Copy each line below as written, but skip the pictures.

══ Dataset extract

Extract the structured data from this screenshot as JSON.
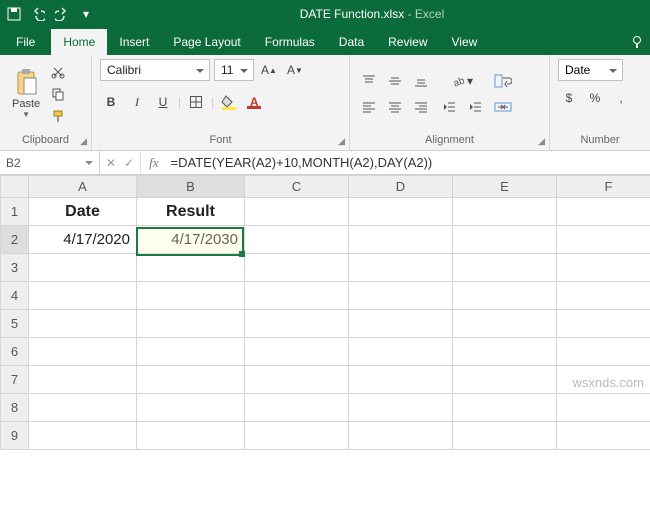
{
  "title": {
    "filename": "DATE Function.xlsx",
    "app": "Excel"
  },
  "qat": {
    "save": "save-icon",
    "undo": "undo-icon",
    "redo": "redo-icon"
  },
  "tabs": [
    "File",
    "Home",
    "Insert",
    "Page Layout",
    "Formulas",
    "Data",
    "Review",
    "View"
  ],
  "active_tab": "Home",
  "ribbon": {
    "clipboard": {
      "label": "Clipboard",
      "paste": "Paste"
    },
    "font": {
      "label": "Font",
      "name": "Calibri",
      "size": "11",
      "bold": "B",
      "italic": "I",
      "underline": "U"
    },
    "alignment": {
      "label": "Alignment"
    },
    "number": {
      "label": "Number",
      "format": "Date",
      "currency": "$",
      "percent": "%",
      "comma": ","
    }
  },
  "namebox": "B2",
  "formula": "=DATE(YEAR(A2)+10,MONTH(A2),DAY(A2))",
  "fx": "fx",
  "columns": [
    "A",
    "B",
    "C",
    "D",
    "E",
    "F"
  ],
  "rows": [
    "1",
    "2",
    "3",
    "4",
    "5",
    "6",
    "7",
    "8",
    "9"
  ],
  "cells": {
    "A1": "Date",
    "B1": "Result",
    "A2": "4/17/2020",
    "B2": "4/17/2030"
  },
  "selection": {
    "col": "B",
    "row": "2"
  },
  "watermark": "wsxnds.com",
  "chart_data": {
    "type": "table",
    "title": "",
    "columns": [
      "Date",
      "Result"
    ],
    "rows": [
      [
        "4/17/2020",
        "4/17/2030"
      ]
    ]
  }
}
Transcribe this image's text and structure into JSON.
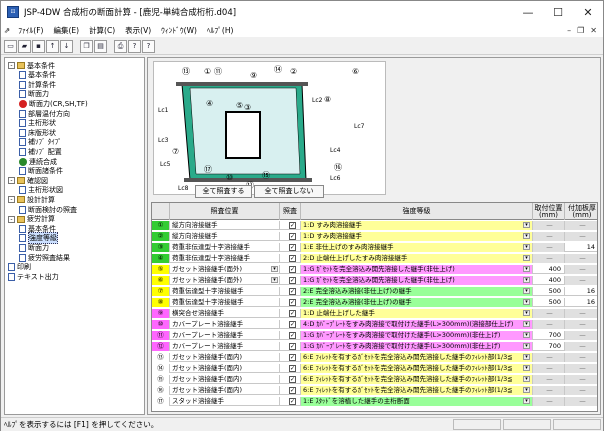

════

Task result:
Extract the structured data from this screenshot as JSON.
{
  "title": {
    "filename": "DATE Function.xlsx",
    "app": "Excel"
  },
  "qat": {
    "save": "save-icon",
    "undo": "undo-icon",
    "redo": "redo-icon"
  },
  "tabs": [
    "File",
    "Home",
    "Insert",
    "Page Layout",
    "Formulas",
    "Data",
    "Review",
    "View"
  ],
  "active_tab": "Home",
  "ribbon": {
    "clipboard": {
      "label": "Clipboard",
      "paste": "Paste"
    },
    "font": {
      "label": "Font",
      "name": "Calibri",
      "size": "11",
      "bold": "B",
      "italic": "I",
      "underline": "U"
    },
    "alignment": {
      "label": "Alignment"
    },
    "number": {
      "label": "Number",
      "format": "Date",
      "currency": "$",
      "percent": "%",
      "comma": ","
    }
  },
  "namebox": "B2",
  "formula": "=DATE(YEAR(A2)+10,MONTH(A2),DAY(A2))",
  "fx": "fx",
  "columns": [
    "A",
    "B",
    "C",
    "D",
    "E",
    "F"
  ],
  "rows": [
    "1",
    "2",
    "3",
    "4",
    "5",
    "6",
    "7",
    "8",
    "9"
  ],
  "cells": {
    "A1": "Date",
    "B1": "Result",
    "A2": "4/17/2020",
    "B2": "4/17/2030"
  },
  "selection": {
    "col": "B",
    "row": "2"
  },
  "watermark": "wsxnds.com",
  "chart_data": {
    "type": "table",
    "title": "",
    "columns": [
      "Date",
      "Result"
    ],
    "rows": [
      [
        "4/17/2020",
        "4/17/2030"
      ]
    ]
  }
}
Transcribe this image's text and structure into JSON.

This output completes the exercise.